With UpMo, employees grow their internal network and their skills profile simultaneously, making them more appealing candidates for opportunities in the organization. Like other social talent technologies, there’s even a bit of gamification built in, which encourages usage and makes the process more engaging. Employees can give each other shout-outs for a killer meeting (a +1 in Presenting), or thanks for explaining Cloud computing (a +1 in Cloud).

This highly social product, which just launched a free version, brings new energy to career management by keeping employees focused on growing within their organization.

Social technology has hurdles to clear

While the products described above offer significant value, social technologies as applied to talent management still have room to evolve, in two areas.
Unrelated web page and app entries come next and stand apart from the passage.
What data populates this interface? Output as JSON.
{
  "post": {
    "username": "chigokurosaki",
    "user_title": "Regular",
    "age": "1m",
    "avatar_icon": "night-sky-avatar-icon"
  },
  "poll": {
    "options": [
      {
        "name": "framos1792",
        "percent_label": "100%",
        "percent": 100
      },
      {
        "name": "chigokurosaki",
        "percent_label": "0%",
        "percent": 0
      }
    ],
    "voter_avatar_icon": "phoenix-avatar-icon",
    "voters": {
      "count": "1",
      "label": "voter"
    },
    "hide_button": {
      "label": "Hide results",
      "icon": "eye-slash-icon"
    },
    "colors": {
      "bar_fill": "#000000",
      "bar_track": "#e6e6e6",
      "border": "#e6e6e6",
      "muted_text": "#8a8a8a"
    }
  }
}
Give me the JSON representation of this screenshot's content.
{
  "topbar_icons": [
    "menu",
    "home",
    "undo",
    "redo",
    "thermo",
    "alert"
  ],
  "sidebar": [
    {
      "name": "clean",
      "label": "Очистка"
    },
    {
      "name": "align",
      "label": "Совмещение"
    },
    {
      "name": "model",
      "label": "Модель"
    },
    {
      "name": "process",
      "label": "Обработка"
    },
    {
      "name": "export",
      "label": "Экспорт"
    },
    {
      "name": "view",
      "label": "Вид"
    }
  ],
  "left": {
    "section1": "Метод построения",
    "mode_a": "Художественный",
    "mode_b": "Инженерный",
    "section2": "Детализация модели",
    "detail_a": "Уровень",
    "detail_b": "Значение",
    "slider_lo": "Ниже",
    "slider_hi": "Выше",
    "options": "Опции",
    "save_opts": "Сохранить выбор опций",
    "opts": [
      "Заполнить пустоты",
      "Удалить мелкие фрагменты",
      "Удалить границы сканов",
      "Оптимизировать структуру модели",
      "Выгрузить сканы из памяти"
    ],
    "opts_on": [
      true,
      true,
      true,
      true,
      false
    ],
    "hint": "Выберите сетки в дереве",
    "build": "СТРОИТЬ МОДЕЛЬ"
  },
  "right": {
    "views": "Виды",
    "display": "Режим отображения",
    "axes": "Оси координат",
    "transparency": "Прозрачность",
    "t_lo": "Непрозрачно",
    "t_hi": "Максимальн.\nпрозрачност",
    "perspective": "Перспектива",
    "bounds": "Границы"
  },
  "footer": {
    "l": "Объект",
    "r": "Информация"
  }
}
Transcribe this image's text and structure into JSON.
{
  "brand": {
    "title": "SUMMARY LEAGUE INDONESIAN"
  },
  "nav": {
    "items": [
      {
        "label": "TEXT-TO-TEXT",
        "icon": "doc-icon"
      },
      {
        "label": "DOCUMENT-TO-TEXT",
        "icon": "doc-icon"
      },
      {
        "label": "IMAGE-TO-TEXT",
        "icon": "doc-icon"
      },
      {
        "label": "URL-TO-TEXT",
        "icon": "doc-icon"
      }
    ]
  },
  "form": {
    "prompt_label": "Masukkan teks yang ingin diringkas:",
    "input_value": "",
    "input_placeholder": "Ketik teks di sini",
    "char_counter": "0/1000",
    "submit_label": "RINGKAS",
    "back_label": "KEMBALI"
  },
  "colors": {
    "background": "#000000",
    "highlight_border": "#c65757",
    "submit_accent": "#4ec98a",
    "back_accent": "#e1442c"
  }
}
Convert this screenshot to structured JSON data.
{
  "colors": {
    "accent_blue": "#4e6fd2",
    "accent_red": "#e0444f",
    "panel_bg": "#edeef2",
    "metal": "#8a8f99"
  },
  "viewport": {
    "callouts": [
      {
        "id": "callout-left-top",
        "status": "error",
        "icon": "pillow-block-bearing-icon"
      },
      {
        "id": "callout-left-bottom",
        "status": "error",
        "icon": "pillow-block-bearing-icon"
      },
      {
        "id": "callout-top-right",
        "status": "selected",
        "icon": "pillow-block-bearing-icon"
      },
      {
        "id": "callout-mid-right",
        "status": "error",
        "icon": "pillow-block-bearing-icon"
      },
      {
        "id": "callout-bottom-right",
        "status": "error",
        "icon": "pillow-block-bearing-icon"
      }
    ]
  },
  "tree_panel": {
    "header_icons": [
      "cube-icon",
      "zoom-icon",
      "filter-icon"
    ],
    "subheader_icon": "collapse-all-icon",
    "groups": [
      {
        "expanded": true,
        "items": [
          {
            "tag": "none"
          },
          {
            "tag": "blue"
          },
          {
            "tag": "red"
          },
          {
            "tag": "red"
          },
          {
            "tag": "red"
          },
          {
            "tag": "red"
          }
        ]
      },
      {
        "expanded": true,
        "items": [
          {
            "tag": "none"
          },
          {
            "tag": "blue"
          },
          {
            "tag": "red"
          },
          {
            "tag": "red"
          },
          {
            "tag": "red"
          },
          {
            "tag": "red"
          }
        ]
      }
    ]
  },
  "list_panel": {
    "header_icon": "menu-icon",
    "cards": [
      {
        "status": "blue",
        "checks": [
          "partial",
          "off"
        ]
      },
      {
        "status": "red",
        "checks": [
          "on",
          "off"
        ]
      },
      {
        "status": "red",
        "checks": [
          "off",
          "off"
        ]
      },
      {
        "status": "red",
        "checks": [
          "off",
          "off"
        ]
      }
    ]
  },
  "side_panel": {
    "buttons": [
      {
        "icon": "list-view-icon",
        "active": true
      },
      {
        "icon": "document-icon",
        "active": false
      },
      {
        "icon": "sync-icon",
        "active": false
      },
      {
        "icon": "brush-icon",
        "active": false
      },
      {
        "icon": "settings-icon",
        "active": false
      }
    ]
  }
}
First, some vendors need to stop thinking of social functionality as a standalone platform or an add-on to existing products.

“Unfortunately, existing HR talent management vendors see social as another set of features to be added on top of what exists,” says Rob Garcia, VP of Product at UpMo. “From a product architecture and strategy perspective, this is a recipe for disaster.”

Instead, vendors should re-think how to make social a core, foundational piece of functionality that can enhance every application and module in talent management software.

Seamless integration with other systems is also important. For example, simply having a single sign-on across systems could greatly boost user adoption.

“It’s a real problem if every product requires another log-in or user profile,” says Joe Fuller, CIO at Dominion. “We want single sign-on – it’s the biggest complaint.”

Many companies also want better data sharing. For instance, in light of their success with UserVoice, Dominion began reviewing performance management software. Because they were already using Salesforce, Rypple was their first choice. They loved the product, but decided to wait until Rypple was more deeply integrated with Salesforce (which bought Rypple last year).

What do you think are the greatest opportunities for social technology to drive innovation in talent management? What hurdles are there to clear before we see widespread adoption?

This originally appeared on Kyle Lagunas’ Software Advice blog. 

As a tech enthusiast and senior analyst at Independent Insights, Kyle Lagunas is dedicated to keeping today's business leaders in touch with important trends and hot topics in the world of work. Connecting with thought leaders and in-the-trenches professionals, he offers a fresh take on best practices in recruiting, human resources, and talent management. Contact him at kdlagunas@gmail.com
  • http://twitter.com/sparkhire Spark Hire

    Great article. You pointed out a lot of the ways that social technology is really impacting how talent is found and managed, as well as the hurdles it still has to clear. Social media is a new tool in the recruiting toolbox and we still have to figure out how to use it for best results. But like other new technology, for example video interviews, it’s helping to make talent acquisition easier.

  • Donna Ronayne

    Hi Kyle,

    For social technologies to truly drive innovation in talent management, their purpose needs to be clear, and they need to support defined outcomes. Is it to increase employee engagement? Gain deeper insight into performance gaps? To foster a coaching culture?

    If it’s difficult for organizations to demonstrate how the use of social technologies helped to achieve those outcomes then social becomes nothing more than a bell and a whistle. Sure gamification can spark interest in the tool and the process – at least for a while – but if no value comes from it, what’s the point?

    For this blending of social technologies into talent management solutions and processes to work long term, it needs to be done in a thoughtful way. This blending needs to reinforce corporate culture, values and business strategy while providing employees at
    all levels of the organization more visibility into ‘what’s really going on’.